This is the heartbreaking truth about pay inequality and it’s unacceptable. We salute companies like Salesforce and Glassdoor for their work not only raising awareness around this crucial area but also taking steps to fix the problem. At Jenny Life, we believe there are three main factors that perpetuate the wage gap:
- Lack of Salary Transparency — While not a cure-all for pay inequity, it is an important first step. When wages are transparent, it’s harder to hide the discrepancies.
- Equitable Offers — Making equitable offers to certain groups of employees, such as women and older workers, are less likely to negotiate — accommodate for that by offering salaries that more closely reflect what the positions are worth, eliminating a reliance on negotiation to achieve a fair salary.
- Paid Parental Leave: Paid family leave promotes gender equality, as it takes into account the importance of both parents’ time with children during those paramount early months after birth.
Can you share with our readers what your work is doing to help close the gender wage gap?
At Jenny Life, we are committed to ending the gender wage gap. To that end, our pay scale and offer letters for compensation are gender agnostic. We have instituted a continuation salary review model that eliminates the gender biases in compensation reviews.
Can you recommend 5 things that need to be done on a broader societal level to close the gender wage gap. Please share a story or example for each.

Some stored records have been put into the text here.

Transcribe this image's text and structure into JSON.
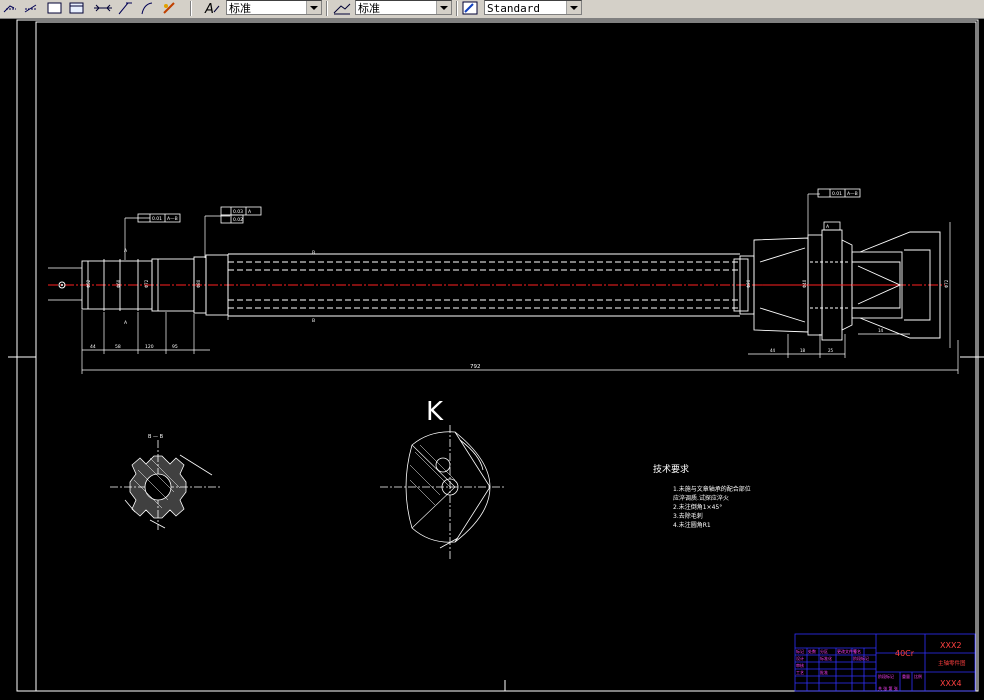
{
  "toolbar": {
    "text_style_value": "标准",
    "dim_style_value": "标准",
    "table_style_value": "Standard"
  },
  "drawing": {
    "overall_length_label": "792",
    "section_label": "K",
    "section_marker": "B — B",
    "tech_title": "技术要求",
    "tech_items": [
      "1.未施与文章轴承的配合部位",
      "  应淬调质.试探应淬火",
      "2.未注倒角1×45°",
      "3.去除毛刺",
      "4.未注圆角R1"
    ],
    "dim_labels": [
      "Φ52",
      "Φ60",
      "Φ72",
      "Φ80",
      "Φ40",
      "Φ90",
      "58",
      "44",
      "120",
      "95"
    ],
    "gd_boxes": [
      "0.01  A — B",
      "0.01  A",
      "0.03  A — B",
      "0.02"
    ],
    "title_block": {
      "material": "40Cr",
      "drawing_no": "XXX2",
      "part_name": "主轴零件图",
      "company": "XXX4"
    }
  },
  "colors": {
    "background": "#000000",
    "line": "#ffffff",
    "centerline": "#ff0000",
    "title_block_border": "#2a2aff",
    "title_text": "#ff4040",
    "magenta": "#ff40ff"
  }
}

As a business owner and entrepreneur, I believe it is more important than ever to implement changes on companies board of directors, to get new and encouraging voices to the table. Additionally, it’s pivotal for business owners, and leaders to start creating transparency within their companies messaging and allow for voices to be heard — even when disagreements arise. As more companies become driving forces for change, women and overlooked communities will have a better chance of success, and closing the gender wage gap. Lastly, I think it’s important to educate women on different leadership opportunities at companies, no one knows what they’re capable of if they never heard it was reachable.
You are a person of great influence. If you could inspire a movement that would bring the most amount of good to the most amount of people, what would that be?
I’d love to see a movement around the importance of parenting. In my opinion, parenting is probably one of the hardest jobs an individual will undertake, but also the one for which the least amount of training and preparation is provided — parenting can be an emotional rollercoaster. There are many emotions a parent feels while raising a child, anxiety over their child’s vulnerability, anger when they refuse to cooperate, guilt when they struggle, a sense of loss as they grow up. Empowering parents by teaching positive parenting techniques is one way to help people understand what they’re in for and how to help them along the way. Parenting programs such as The Incredible Years in Norway, are one of most effective ways to promote positive parenting — a strategy that encourages mutual respect, creativity, realistic expectations and self-care as a parent. Areas of focus could be around caring for infants, nutrition, education for young children and more.
Can you please give us your favorite “Life Lesson Quote”? Can you share how that was relevant to you in your life?
A saying that always sticks with me, “treat everyone as if they were your janitor or surgeon,” it’s a great example of how we are all tied together, no matter their title.
We are very blessed that some of the biggest names in Business, VC funding, Sports, and Entertainment read this column. Is there a person in the world, or in the US whom you would love to have a private breakfast or lunch with, and why? He or she might see this, especially if we tag them. 🙂
There are many incredible entrepreneurs in the world that inspire me everyday, however, if I were to choose one it would be the founder of Spanx, Sara Blakely. She disrupted an industry that overlooked the importance of comfort in women’s style and built a company based on that principle — women’s self confidence. I would love to sit down with Sara to talk about how she drove Spanx’s success in a time when web/mobile was not society’s foundation.